The science is overwhelming; the facts are in. The planet is heating up at an alarming rate and the results are everywhere to be seen. Yet, as time runs out, climate progress is blocked by the men who are profiting from the burning of the planet: energy moguls like the Koch brothers and Exxon Mobil CEO Rex Tillerson.

Powerful politicians like Senators Mitch McConnell and Jim Inhofe, who receive massive contributions from the oil and coal industries. Most of these men are too intelligent to truly believe that climate change is not a growing crisis. And yet they have put their profits and careers ahead of the health and welfare of the world’s population—and even their own children and grandchildren.

How do they explain themselves to their offspring, to the next generations that must deal with the environmental havoc that these men have wreaked? Horsemen of the Apocalypse takes a personal look at this global crisis, literally bringing it home.

The Great Tradeoff: Confronting Moral Conflicts in the Era of Globalization: Steven Weisman

The global financial and economic crisis that began in 2008 has blasted livelihoods, inspired protests, and toppled governments. It has also highlighted the profound moral concerns long surrounding globalization. Did materialist excess, doctrinaire embrace of free trade and capital flows, and indifference to economic injustice contribute to the disaster of the last decade? Was it ethical to bail out banks and governments while innocent people suffered?

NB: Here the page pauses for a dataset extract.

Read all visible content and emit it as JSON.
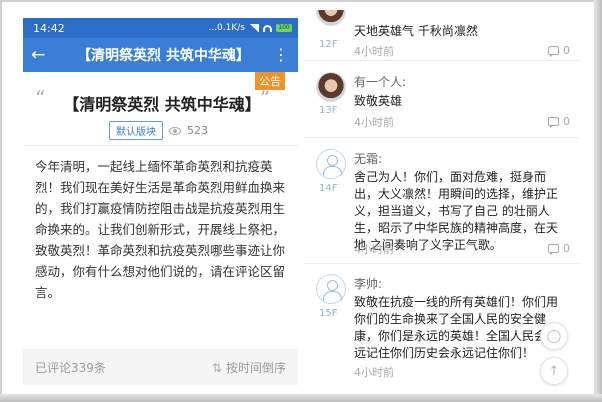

In this blend of economics, moral philosophy, history, and politics, Steven R. Weisman argues that the concepts of liberty, justice, virtue, and loyalty help to explain the passionate disagreements spawned by a globally integrated economy.